Enhancement of reductive dechlorination of native polychlorinated biphenyls (PCBs) was investigated in sediments from two urban sites: Kearny Marsh, in the New Jersey Meadowlands and the Anacostia River, in Washington, DC. Sediments were treated by adding electron acceptors and/or halogenated amendments (25 μM tetrachlorobenzene or pentachloronitrobenzene) and by bioaugmentation with Dehalococcoides ethenogenes strain 195. Treatment effectiveness was assessed by examining changes in congener patterns of the native PCBs and by tracking DNA-based markers of dechlorinating bacteria and reductive dehalogenase genes. The pentachloronitrobenzene treatment stimulated PCB dechlorination in the Anacostia sediment with or without bioaugmentation. The tetrachlorobenzene treatment stimulated dechlorination in the Kearny Marsh sediment, but to a lesser extent. Dechlorination potential was further tested by spiking subcultures from the various treatments with PCB116 and comparing dechlorination rates in previously biostimulated microcosms versus those in controls. Chloroflexi including Dehalococcoides were detected in both site sediments using polymerase chain reaction (PCR) analysis.

Original languageAmerican English
Pages (from-to)215-219
Number of pages5
JournalACS, Division of Environmental Chemistry - Preprints of Extended Abstracts
Issue number2
StatePublished - 2008
EventAmerican Chemical Society Division of Environmental Chemistry Preprints of Extended Abstracts 2008 - Philadelphia, United States
Duration: Aug 17 2008Aug 21 2008

ASJC Scopus subject areas

  • Chemistry(all)
  • Chemical Engineering(all)
  • Environmental Chemistry
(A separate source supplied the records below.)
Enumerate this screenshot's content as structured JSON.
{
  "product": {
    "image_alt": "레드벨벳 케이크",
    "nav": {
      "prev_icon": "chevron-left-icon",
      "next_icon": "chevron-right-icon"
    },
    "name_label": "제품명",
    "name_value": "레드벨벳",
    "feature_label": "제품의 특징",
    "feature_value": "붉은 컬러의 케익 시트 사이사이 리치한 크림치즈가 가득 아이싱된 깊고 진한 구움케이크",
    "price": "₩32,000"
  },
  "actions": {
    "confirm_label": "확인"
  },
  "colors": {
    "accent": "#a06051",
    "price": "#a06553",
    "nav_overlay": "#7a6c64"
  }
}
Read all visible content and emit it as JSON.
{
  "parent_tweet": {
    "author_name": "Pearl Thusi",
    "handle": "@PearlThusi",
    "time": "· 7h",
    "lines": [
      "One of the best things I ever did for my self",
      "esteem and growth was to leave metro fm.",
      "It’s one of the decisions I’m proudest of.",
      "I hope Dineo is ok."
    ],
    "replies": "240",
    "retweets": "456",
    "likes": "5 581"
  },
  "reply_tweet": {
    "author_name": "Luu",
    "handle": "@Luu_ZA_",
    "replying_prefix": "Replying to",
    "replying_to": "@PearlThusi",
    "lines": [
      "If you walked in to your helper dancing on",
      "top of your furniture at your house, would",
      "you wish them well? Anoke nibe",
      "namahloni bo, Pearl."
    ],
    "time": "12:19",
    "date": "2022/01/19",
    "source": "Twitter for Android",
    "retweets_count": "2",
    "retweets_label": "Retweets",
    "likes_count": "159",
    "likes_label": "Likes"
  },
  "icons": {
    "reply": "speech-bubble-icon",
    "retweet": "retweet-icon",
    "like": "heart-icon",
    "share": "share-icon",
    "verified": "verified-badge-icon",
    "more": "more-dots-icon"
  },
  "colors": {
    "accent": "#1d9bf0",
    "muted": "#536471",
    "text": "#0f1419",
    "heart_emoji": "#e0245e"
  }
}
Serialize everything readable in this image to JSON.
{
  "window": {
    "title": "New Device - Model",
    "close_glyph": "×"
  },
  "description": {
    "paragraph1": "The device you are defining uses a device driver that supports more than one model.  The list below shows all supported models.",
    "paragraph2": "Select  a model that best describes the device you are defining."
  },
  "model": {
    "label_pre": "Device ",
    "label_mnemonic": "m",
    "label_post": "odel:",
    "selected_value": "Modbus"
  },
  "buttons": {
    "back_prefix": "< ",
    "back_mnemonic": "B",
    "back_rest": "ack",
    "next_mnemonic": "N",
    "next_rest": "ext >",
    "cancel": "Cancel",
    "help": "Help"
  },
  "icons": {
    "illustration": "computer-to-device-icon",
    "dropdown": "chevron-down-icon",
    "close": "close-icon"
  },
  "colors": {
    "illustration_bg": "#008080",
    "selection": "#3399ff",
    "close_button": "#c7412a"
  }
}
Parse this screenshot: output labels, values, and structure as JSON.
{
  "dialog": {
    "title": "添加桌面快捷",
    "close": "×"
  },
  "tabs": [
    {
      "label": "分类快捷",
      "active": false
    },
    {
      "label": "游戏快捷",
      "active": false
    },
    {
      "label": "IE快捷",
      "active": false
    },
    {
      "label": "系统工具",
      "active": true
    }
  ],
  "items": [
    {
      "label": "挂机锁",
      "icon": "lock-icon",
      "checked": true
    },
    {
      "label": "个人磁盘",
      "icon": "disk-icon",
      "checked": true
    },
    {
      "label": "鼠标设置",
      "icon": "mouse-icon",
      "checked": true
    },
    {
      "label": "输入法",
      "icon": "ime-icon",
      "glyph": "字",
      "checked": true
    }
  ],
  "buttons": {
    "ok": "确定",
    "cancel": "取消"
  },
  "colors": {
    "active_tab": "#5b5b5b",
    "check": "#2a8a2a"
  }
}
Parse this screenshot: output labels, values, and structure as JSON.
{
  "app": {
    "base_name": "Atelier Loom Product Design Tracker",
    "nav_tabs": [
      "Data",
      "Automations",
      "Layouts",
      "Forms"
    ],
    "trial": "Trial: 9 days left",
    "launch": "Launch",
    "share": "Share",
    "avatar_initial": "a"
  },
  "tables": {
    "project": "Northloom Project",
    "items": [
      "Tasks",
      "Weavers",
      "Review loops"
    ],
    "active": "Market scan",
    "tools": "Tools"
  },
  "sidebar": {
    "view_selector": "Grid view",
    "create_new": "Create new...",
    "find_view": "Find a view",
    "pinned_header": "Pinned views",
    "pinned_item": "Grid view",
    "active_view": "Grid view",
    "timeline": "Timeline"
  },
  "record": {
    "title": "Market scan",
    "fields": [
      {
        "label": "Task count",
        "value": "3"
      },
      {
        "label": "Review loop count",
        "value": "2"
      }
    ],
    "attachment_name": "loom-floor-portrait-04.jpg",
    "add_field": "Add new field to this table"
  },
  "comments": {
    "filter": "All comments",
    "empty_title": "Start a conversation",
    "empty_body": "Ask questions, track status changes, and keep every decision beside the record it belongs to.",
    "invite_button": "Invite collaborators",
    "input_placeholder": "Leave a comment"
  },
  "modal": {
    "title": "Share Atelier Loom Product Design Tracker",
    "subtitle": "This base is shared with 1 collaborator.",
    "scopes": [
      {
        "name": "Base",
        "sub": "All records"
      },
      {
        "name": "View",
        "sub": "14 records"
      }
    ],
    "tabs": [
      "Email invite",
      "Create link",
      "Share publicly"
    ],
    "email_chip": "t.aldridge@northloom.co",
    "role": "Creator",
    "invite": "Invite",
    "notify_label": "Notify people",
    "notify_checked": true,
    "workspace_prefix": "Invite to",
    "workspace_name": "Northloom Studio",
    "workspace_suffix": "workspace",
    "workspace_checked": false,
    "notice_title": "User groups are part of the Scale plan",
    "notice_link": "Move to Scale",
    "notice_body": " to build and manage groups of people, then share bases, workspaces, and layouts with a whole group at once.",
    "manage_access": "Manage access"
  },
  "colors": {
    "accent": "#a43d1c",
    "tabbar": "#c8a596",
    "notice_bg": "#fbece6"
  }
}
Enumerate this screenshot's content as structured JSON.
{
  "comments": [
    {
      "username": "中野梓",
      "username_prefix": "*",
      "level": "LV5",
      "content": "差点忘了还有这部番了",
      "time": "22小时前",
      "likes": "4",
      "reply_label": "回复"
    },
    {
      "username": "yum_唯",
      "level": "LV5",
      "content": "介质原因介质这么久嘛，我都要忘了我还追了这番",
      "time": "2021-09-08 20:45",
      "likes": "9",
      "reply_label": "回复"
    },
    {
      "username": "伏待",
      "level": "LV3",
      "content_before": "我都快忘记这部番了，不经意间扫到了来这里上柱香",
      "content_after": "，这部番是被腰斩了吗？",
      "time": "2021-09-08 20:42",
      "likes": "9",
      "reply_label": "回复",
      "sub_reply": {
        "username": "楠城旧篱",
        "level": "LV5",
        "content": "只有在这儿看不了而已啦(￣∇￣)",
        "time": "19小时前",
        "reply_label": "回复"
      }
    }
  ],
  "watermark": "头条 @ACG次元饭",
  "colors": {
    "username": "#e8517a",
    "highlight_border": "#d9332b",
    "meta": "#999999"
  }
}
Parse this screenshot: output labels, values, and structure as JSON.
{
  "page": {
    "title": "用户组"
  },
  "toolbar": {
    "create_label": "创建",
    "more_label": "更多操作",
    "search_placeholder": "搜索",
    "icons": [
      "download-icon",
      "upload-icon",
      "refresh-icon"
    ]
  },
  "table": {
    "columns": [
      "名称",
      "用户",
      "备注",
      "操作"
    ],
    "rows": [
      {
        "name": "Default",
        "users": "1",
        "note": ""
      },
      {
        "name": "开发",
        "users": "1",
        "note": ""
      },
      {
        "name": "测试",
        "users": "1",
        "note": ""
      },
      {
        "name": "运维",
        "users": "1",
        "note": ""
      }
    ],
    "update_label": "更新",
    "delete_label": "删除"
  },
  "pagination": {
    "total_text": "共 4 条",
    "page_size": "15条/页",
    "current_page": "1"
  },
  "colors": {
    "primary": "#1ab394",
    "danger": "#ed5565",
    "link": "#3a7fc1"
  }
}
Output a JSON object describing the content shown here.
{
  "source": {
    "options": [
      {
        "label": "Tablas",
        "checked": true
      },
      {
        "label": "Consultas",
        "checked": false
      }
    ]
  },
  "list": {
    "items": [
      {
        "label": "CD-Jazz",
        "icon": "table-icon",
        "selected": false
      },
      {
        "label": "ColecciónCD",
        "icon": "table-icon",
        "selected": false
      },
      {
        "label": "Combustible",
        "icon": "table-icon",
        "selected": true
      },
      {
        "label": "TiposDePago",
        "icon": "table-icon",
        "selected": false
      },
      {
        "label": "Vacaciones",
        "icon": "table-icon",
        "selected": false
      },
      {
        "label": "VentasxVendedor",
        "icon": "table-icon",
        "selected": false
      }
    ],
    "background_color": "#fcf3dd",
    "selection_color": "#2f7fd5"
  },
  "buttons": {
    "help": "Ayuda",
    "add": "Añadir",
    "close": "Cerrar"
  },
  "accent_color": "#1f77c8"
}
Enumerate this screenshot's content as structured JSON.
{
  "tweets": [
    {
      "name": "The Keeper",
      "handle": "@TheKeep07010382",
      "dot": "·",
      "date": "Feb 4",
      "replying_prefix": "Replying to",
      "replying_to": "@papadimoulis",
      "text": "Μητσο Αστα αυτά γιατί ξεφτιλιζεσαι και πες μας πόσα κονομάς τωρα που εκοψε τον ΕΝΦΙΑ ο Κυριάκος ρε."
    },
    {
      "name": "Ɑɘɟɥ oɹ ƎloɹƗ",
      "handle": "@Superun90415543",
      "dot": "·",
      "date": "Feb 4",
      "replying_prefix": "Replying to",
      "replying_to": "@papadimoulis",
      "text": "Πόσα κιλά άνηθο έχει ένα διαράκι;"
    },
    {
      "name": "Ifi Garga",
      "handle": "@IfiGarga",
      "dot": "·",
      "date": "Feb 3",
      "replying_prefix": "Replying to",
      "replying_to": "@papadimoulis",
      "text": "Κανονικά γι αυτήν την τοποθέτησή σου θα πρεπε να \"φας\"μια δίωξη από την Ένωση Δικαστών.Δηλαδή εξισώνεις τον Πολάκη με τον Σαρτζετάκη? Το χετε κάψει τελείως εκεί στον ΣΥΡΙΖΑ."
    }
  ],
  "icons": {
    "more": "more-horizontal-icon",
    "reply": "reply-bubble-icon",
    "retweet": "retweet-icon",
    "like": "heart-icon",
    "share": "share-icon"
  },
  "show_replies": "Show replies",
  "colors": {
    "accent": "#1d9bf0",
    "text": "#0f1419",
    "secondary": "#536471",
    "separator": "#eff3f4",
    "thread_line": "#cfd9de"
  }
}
Dive into the research topics of 'Stimulation of reductive dechlorination of PCBs in contaminated sediments'. Together they form a unique fingerprint.

Cite this